Moving ahead to the Regency, George IV is said to be haunting his Pavilion in Brighton, the place he loved so much he just couldn’t leave it. In Richard Jones’s Haunted Castles of Britain and Ireland, “It is said that his ghost can still be seen walking the underground passages that link the Pavilion to the Dome. This building at the time was the Royal stables and is now used as a concert and exhibition center. He has also been seen in the tunnel linking the old cellars to the nearby pub the Druid’s Head…” (I think Diane and I actually ate at the Druid’s Head on the Splendors of the Regency tour, at those tables outside with some other friends! If I’d known Prinny was hanging around I would have shared my fish and chips with him)

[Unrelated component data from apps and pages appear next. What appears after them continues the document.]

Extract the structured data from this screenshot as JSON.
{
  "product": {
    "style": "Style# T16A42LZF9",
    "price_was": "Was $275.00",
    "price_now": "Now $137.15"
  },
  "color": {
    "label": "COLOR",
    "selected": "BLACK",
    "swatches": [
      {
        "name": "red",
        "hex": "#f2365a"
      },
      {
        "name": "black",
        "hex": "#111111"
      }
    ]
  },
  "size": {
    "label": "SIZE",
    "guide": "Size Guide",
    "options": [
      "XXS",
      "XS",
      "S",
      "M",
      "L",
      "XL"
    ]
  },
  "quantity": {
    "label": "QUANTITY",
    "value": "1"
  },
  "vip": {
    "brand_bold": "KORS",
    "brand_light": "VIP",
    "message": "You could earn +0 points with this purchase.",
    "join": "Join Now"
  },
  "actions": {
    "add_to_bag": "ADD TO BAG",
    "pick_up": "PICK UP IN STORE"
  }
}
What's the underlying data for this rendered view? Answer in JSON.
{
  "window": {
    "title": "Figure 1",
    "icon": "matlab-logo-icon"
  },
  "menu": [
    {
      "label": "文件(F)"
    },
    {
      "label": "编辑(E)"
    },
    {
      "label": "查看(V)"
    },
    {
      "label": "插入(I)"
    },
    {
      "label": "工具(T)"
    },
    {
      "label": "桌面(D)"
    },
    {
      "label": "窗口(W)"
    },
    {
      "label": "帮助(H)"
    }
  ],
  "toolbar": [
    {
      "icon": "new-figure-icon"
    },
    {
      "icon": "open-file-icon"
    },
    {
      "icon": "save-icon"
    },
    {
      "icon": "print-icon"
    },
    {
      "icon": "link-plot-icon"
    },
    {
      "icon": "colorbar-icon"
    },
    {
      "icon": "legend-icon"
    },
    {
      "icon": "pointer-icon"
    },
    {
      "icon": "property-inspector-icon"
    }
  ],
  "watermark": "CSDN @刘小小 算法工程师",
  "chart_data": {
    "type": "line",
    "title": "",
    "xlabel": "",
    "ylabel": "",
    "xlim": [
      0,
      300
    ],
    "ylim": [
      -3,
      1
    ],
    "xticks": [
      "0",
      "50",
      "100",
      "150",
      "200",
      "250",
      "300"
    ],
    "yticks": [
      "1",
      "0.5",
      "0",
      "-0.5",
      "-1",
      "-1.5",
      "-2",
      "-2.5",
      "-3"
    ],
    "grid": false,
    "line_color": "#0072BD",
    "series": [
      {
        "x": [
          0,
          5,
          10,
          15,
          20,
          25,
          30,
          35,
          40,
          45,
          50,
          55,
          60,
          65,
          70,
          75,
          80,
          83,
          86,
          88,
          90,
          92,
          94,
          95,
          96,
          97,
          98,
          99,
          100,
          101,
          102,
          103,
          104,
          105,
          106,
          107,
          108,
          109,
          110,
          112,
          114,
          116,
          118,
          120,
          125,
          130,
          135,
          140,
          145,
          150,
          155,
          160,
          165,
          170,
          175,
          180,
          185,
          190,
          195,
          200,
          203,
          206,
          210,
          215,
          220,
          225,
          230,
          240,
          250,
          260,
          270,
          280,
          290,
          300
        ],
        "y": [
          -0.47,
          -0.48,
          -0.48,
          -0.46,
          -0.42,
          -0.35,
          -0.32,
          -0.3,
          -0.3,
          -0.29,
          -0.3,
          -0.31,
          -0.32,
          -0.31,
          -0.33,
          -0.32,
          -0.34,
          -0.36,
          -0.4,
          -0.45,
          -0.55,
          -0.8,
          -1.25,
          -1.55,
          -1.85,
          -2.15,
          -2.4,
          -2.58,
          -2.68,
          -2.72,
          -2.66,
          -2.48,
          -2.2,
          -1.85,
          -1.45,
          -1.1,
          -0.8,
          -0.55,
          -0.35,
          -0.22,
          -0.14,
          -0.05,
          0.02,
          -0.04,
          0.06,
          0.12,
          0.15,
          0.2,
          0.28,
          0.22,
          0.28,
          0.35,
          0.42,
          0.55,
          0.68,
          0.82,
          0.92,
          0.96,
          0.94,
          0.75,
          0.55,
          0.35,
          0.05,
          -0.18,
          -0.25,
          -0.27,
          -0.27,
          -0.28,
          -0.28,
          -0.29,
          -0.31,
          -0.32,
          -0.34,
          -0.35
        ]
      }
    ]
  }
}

Ham House in Richmond is rumored to be haunted by Elizabeth, the Duchess of Lauderdale, who taps her cane along the floors. It’s also strangely haunted by one of Charles II’s spaniels…
Speaking of Charles II, Nell Gywn is said to haunt Salisbury Hall and also the Gargoyle Club on Dean Street, where her house once stood (her presence is signaled by a strong scent of gardenias and a glimpse of a gray, shadowy figure)
At Byron’s family home of Newstead Abbey, there’s said to be another canine spirit, that of the poet’s Newfoundland Boatswain, who is buried on the estate under an elaborate monument. This is the verse on his obelisk: “NEAR this spot/Are deposited the Remains/of one/Who possessed Beauty/Without Vanity/Strength without Insolence/Courage without Ferocity/And all the Virtues of Man/Without his Vices/This Praise, which could be unmeaning flattery/If inscribed over Human Ashes/Is but a just tribute to the Memory of/”Boatswain” a Dog/Who was born at Newfoundland/May 1803/And died at Newstead Abbey/Nov. 18 1808″
Hall Place, whose earliest sections date to the 14th century, is haunted by the Black Prince (1330-1376), who is said to have courted his wife Joan, the Fair Maid of Kent, there and appears in his dark armor as a harbinger of bad fortune. In the Evening Post of November 29, 1924, an article appeared that declared “Black Prince’s Ghost Said to Have Warned Britain”. Lady Limerick says in this article, “The last time I saw the ghost was on a Sunday evening. The figure was standing by the fireplace in the morning room, and when I went into the room with a friend it glided away through the window into the garden…Sometimes there have been faint sounds of music.”
One weird little story I came across says that in the 1830s, when Wellington was Prime Minister and quite unpopular for his opposition to the Reform Bill, the ghost of Cromwell appeared to him at Apsley House and warned him to let the Bill through Parliament. The Bill passed in 1832. Why Cromwell thought to bother himself with it I don’t know.
These are a lot of ghosts, but they are just the tip of the spirit iceberg! Now it’s your turn. If you could meet the ghost of anyone at all, and actually have a coherent (non-scary) conversation with them, who would you choose? What would you ask them? And which of these ghosts would make the best Halloween costume???